... 1867 (145 years ago today), Alfred Nobel patented dynamite. Born in Sweden 34 years earlier, Nobel had begun his career as an industrialist, a maker of bridges and other structures – the construction of which often required blasting through rock, a requirement that led Nobel to the experiments out of which dynamite was created. On this day he secured U.S. patent number 78,317 for his invention, the destructive power of which he continued to improve. ( photo credit) Used in times of war and peace alike, the invention left him with an immense fortune.
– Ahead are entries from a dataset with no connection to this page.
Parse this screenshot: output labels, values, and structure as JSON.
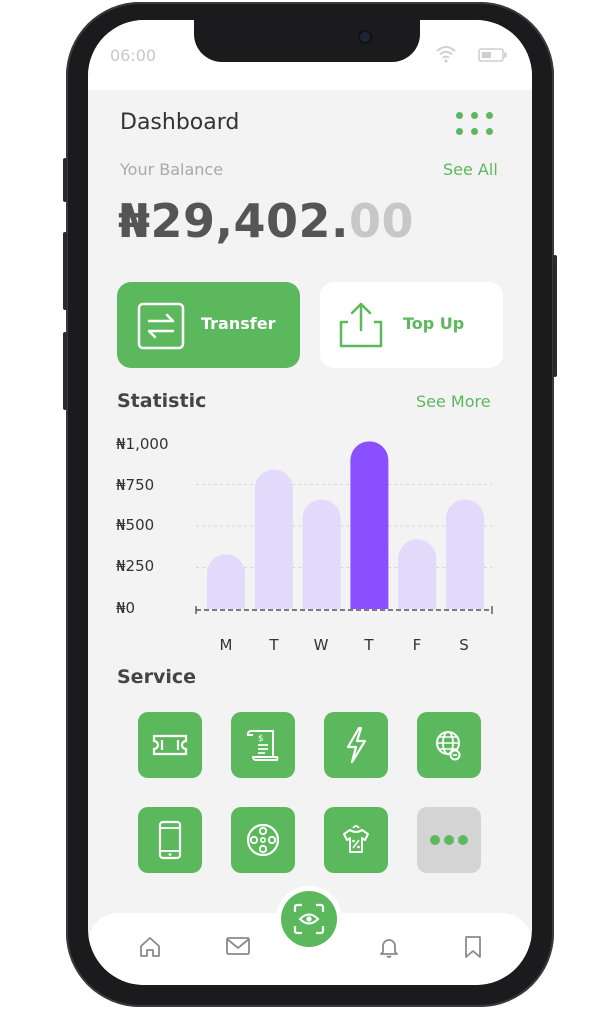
{
  "status_bar": {
    "time": "06:00"
  },
  "header": {
    "title": "Dashboard"
  },
  "balance": {
    "label": "Your Balance",
    "see_all": "See All",
    "amount_main": "₦29,402.",
    "amount_cents": "00"
  },
  "actions": {
    "transfer_label": "Transfer",
    "topup_label": "Top Up"
  },
  "statistic": {
    "title": "Statistic",
    "see_more": "See More"
  },
  "chart_data": {
    "type": "bar",
    "categories": [
      "M",
      "T",
      "W",
      "T",
      "F",
      "S"
    ],
    "values": [
      330,
      840,
      660,
      1010,
      420,
      660
    ],
    "highlight_index": 3,
    "y_ticks": [
      "₦1,000",
      "₦750",
      "₦500",
      "₦250",
      "₦0"
    ],
    "ylim": [
      0,
      1000
    ],
    "grid": true,
    "colors": {
      "bar": "#e3d9fb",
      "highlight": "#8a4fff"
    }
  },
  "service": {
    "title": "Service",
    "items": [
      {
        "icon": "ticket-icon"
      },
      {
        "icon": "receipt-icon"
      },
      {
        "icon": "lightning-icon"
      },
      {
        "icon": "internet-globe-icon"
      },
      {
        "icon": "smartphone-icon"
      },
      {
        "icon": "film-reel-icon"
      },
      {
        "icon": "laundry-shirt-icon"
      },
      {
        "icon": "more-icon"
      }
    ]
  },
  "nav": {
    "items": [
      "home-icon",
      "mail-icon",
      "scan-eye-icon",
      "bell-icon",
      "bookmark-icon"
    ]
  },
  "colors": {
    "accent": "#5cb85c",
    "bar": "#e3d9fb",
    "bar_highlight": "#8a4fff",
    "background": "#f3f3f3"
  }
}
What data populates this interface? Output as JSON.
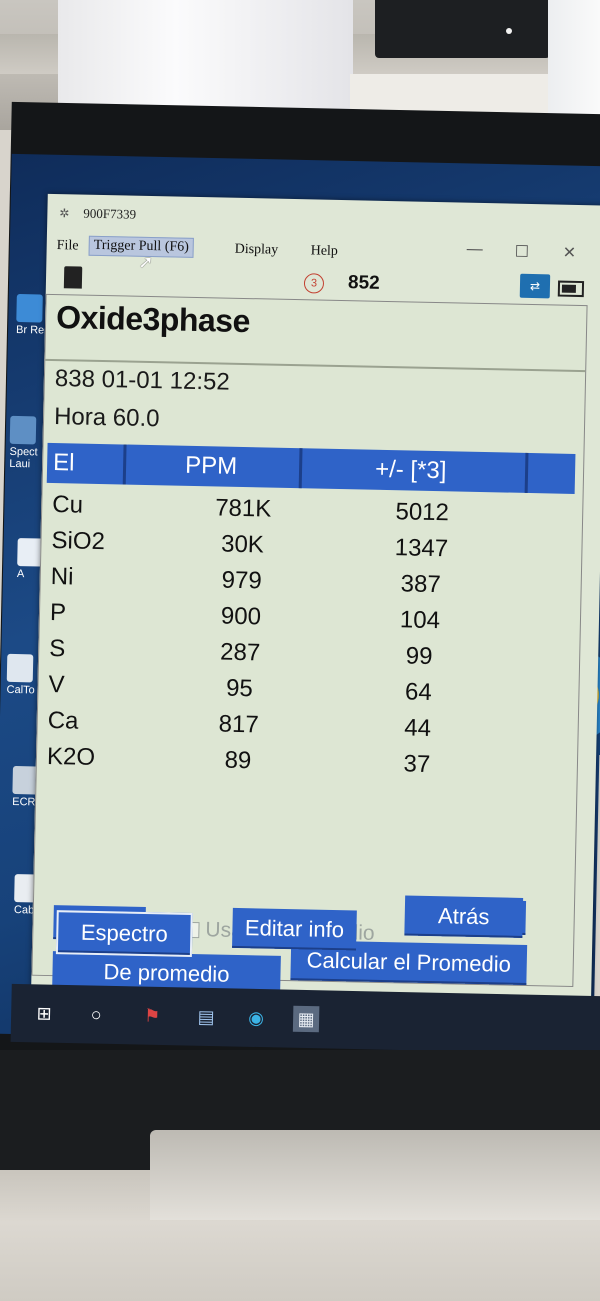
{
  "window": {
    "title": "900F7339"
  },
  "menu": [
    {
      "label": "File"
    },
    {
      "label": "Trigger Pull (F6)"
    },
    {
      "label": "Display"
    },
    {
      "label": "Help"
    }
  ],
  "status": {
    "circled_number": "3",
    "count": "852"
  },
  "result": {
    "method": "Oxide3phase",
    "info_line1": "838  01-01 12:52",
    "info_line2": "Hora 60.0"
  },
  "table": {
    "headers": [
      "El",
      "PPM",
      "+/- [*3]"
    ],
    "rows": [
      {
        "el": "Cu",
        "ppm": "781K",
        "err": "5012"
      },
      {
        "el": "SiO2",
        "ppm": "30K",
        "err": "1347"
      },
      {
        "el": "Ni",
        "ppm": "979",
        "err": "387"
      },
      {
        "el": "P",
        "ppm": "900",
        "err": "104"
      },
      {
        "el": "S",
        "ppm": "287",
        "err": "99"
      },
      {
        "el": "V",
        "ppm": "95",
        "err": "64"
      },
      {
        "el": "Ca",
        "ppm": "817",
        "err": "44"
      },
      {
        "el": "K2O",
        "ppm": "89",
        "err": "37"
      }
    ]
  },
  "controls": {
    "prev_label": "<",
    "next_label": ">",
    "checkbox_label": "Usar en Promedio",
    "de_promedio": "De promedio",
    "calcular": "Calcular el Promedio",
    "espectro": "Espectro",
    "editar": "Editar info",
    "atras": "Atrás"
  },
  "desktop_icons": [
    {
      "label": "Br Rem"
    },
    {
      "label": "Spect Laui"
    },
    {
      "label": "A"
    },
    {
      "label": "CalTo"
    },
    {
      "label": "ECR"
    },
    {
      "label": "Cab"
    }
  ],
  "taskbar": {
    "icons": [
      "windows-start-icon",
      "cortana-circle-icon",
      "app-icon",
      "file-explorer-icon",
      "edge-icon",
      "spectrometer-app-icon"
    ]
  }
}
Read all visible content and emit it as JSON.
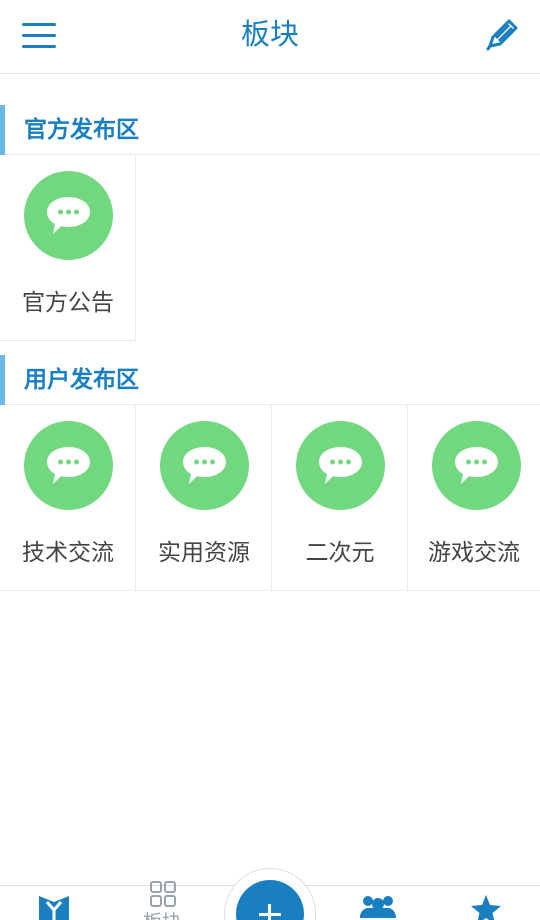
{
  "header": {
    "title": "板块",
    "menu_icon": "hamburger-menu-icon",
    "edit_icon": "pencil-edit-icon"
  },
  "sections": [
    {
      "title": "官方发布区",
      "items": [
        {
          "label": "官方公告",
          "icon": "chat-bubble-icon"
        }
      ]
    },
    {
      "title": "用户发布区",
      "items": [
        {
          "label": "技术交流",
          "icon": "chat-bubble-icon"
        },
        {
          "label": "实用资源",
          "icon": "chat-bubble-icon"
        },
        {
          "label": "二次元",
          "icon": "chat-bubble-icon"
        },
        {
          "label": "游戏交流",
          "icon": "chat-bubble-icon"
        }
      ]
    }
  ],
  "bottom_nav": {
    "items": [
      {
        "label": "",
        "icon": "home-logo-icon"
      },
      {
        "label": "板块",
        "icon": "grid-icon"
      },
      {
        "label": "",
        "icon": "add-icon"
      },
      {
        "label": "",
        "icon": "users-group-icon"
      },
      {
        "label": "",
        "icon": "star-icon"
      }
    ]
  },
  "colors": {
    "accent": "#1a7fc1",
    "section_bar": "#6bb8e6",
    "bubble_green": "#72d880",
    "divider": "#ececec"
  }
}
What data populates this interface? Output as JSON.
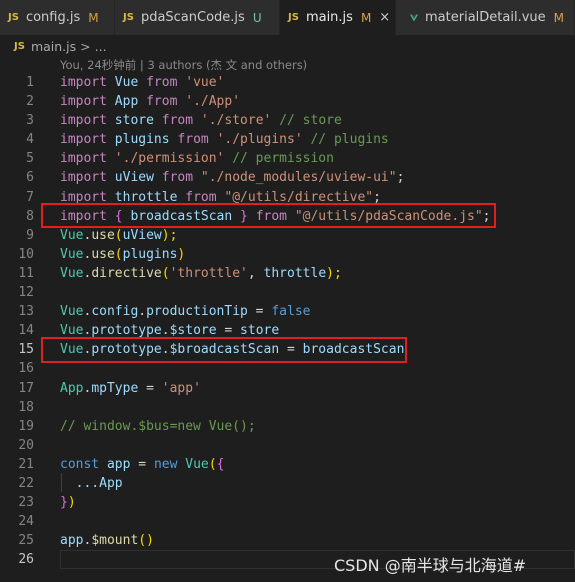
{
  "tabs": [
    {
      "icon": "JS",
      "name": "config.js",
      "status": "M",
      "active": false
    },
    {
      "icon": "JS",
      "name": "pdaScanCode.js",
      "status": "U",
      "active": false
    },
    {
      "icon": "JS",
      "name": "main.js",
      "status": "M",
      "active": true,
      "close": "×"
    },
    {
      "icon": "vue",
      "name": "materialDetail.vue",
      "status": "M",
      "active": false
    }
  ],
  "breadcrumb": {
    "icon": "JS",
    "file": "main.js",
    "sep": ">",
    "more": "..."
  },
  "blame": "You, 24秒钟前 | 3 authors (杰 文 and others)",
  "lines": [
    "1",
    "2",
    "3",
    "4",
    "5",
    "6",
    "7",
    "8",
    "9",
    "10",
    "11",
    "12",
    "13",
    "14",
    "15",
    "16",
    "17",
    "18",
    "19",
    "20",
    "21",
    "22",
    "23",
    "24",
    "25",
    "26"
  ],
  "code": {
    "l1": [
      "import",
      "Vue",
      "from",
      "'vue'"
    ],
    "l2": [
      "import",
      "App",
      "from",
      "'./App'"
    ],
    "l3": [
      "import",
      "store",
      "from",
      "'./store'",
      "// store"
    ],
    "l4": [
      "import",
      "plugins",
      "from",
      "'./plugins'",
      "// plugins"
    ],
    "l5": [
      "import",
      "'./permission'",
      "// permission"
    ],
    "l6": [
      "import",
      "uView",
      "from",
      "\"./node_modules/uview-ui\"",
      ";"
    ],
    "l7": [
      "import",
      "throttle",
      "from",
      "\"@/utils/directive\"",
      ";"
    ],
    "l8": [
      "import",
      "{",
      "broadcastScan",
      "}",
      "from",
      "\"@/utils/pdaScanCode.js\"",
      ";"
    ],
    "l9": [
      "Vue",
      ".",
      "use",
      "(",
      "uView",
      ");"
    ],
    "l10": [
      "Vue",
      ".",
      "use",
      "(",
      "plugins",
      ")"
    ],
    "l11": [
      "Vue",
      ".",
      "directive",
      "(",
      "'throttle'",
      ", ",
      "throttle",
      ");"
    ],
    "l13": [
      "Vue",
      ".",
      "config",
      ".",
      "productionTip",
      " = ",
      "false"
    ],
    "l14": [
      "Vue",
      ".",
      "prototype",
      ".",
      "$store",
      " = ",
      "store"
    ],
    "l15": [
      "Vue",
      ".",
      "prototype",
      ".",
      "$broadcastScan",
      " = ",
      "broadcastScan"
    ],
    "l17": [
      "App",
      ".",
      "mpType",
      " = ",
      "'app'"
    ],
    "l19": [
      "// window.$bus=new Vue();"
    ],
    "l21": [
      "const",
      "app",
      " = ",
      "new",
      "Vue",
      "(",
      "{"
    ],
    "l22": [
      "...App"
    ],
    "l23": [
      "}",
      ")"
    ],
    "l25": [
      "app",
      ".",
      "$mount",
      "()"
    ]
  },
  "watermark": "CSDN @南半球与北海道#",
  "colors": {
    "keyword": "#569cd6",
    "import": "#c586c0",
    "variable": "#9cdcfe",
    "string": "#ce9178",
    "function": "#dcdcaa",
    "comment": "#6a9955",
    "highlight_box": "#e0201f",
    "added_gutter": "#2ea043"
  }
}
In the will he signed on this same date in 1895 in Paris (28 years to the day after he'd obtained the patent), Nobel funded the establishment of annual Nobel Prizes, to be apportioned as follows:
'one part to the person who shall have made the most important discovery or invention within the field of physics; one part to the person who shall have made the most important chemical discovery or improvement; one part to the person who shall have made the most important discovery within the domain of physiology or medicine; one part to the person who shall have produced in the field of literature the most outstanding work in an ideal direction; and one part to the person who shall have done the most or the best work for fraternity between nations, for the abolition or reduction of standing armies and for the holding and promotion of peace congresses.'Bertha Sophie Felicita von Suttner (right), who worked briefly as a secretary for Nobel, and then, as detailed in this fascinating account, wrote Nobel frequently, advocating her campaign for global peace. (photo credit) In 1905, 9 years after Nobel's death, she would become the 1st woman to win the Nobel Peace Prize.
(Prior November 25 posts are here, here, here, here, and here.)